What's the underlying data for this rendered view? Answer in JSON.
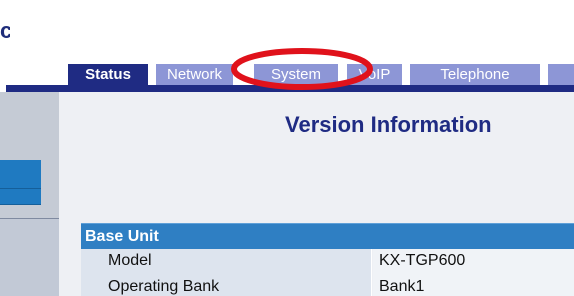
{
  "brand": {
    "fragment": "c"
  },
  "tabs": [
    {
      "label": "Status",
      "active": true
    },
    {
      "label": "Network",
      "active": false
    },
    {
      "label": "System",
      "active": false
    },
    {
      "label": "VoIP",
      "active": false
    },
    {
      "label": "Telephone",
      "active": false
    },
    {
      "label": "",
      "active": false
    }
  ],
  "page": {
    "title": "Version Information"
  },
  "section": {
    "title": "Base Unit",
    "rows": [
      {
        "label": "Model",
        "value": "KX-TGP600"
      },
      {
        "label": "Operating Bank",
        "value": "Bank1"
      }
    ]
  },
  "colors": {
    "nav_dark": "#1f2b83",
    "tab_light": "#8d96d6",
    "section_blue": "#2f7fc3",
    "highlight_red": "#e0121b"
  },
  "annotation": {
    "target": "System",
    "shape": "ellipse"
  }
}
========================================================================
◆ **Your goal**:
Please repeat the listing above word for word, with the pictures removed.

◆ **Problem solution**:
What's the underlying data for this rendered view? Answer in JSON.
{
  "brand": {
    "fragment": "c"
  },
  "tabs": [
    {
      "label": "Status",
      "active": true
    },
    {
      "label": "Network",
      "active": false
    },
    {
      "label": "System",
      "active": false
    },
    {
      "label": "VoIP",
      "active": false
    },
    {
      "label": "Telephone",
      "active": false
    },
    {
      "label": "",
      "active": false
    }
  ],
  "page": {
    "title": "Version Information"
  },
  "section": {
    "title": "Base Unit",
    "rows": [
      {
        "label": "Model",
        "value": "KX-TGP600"
      },
      {
        "label": "Operating Bank",
        "value": "Bank1"
      }
    ]
  },
  "colors": {
    "nav_dark": "#1f2b83",
    "tab_light": "#8d96d6",
    "section_blue": "#2f7fc3",
    "highlight_red": "#e0121b"
  },
  "annotation": {
    "target": "System",
    "shape": "ellipse"
  }
}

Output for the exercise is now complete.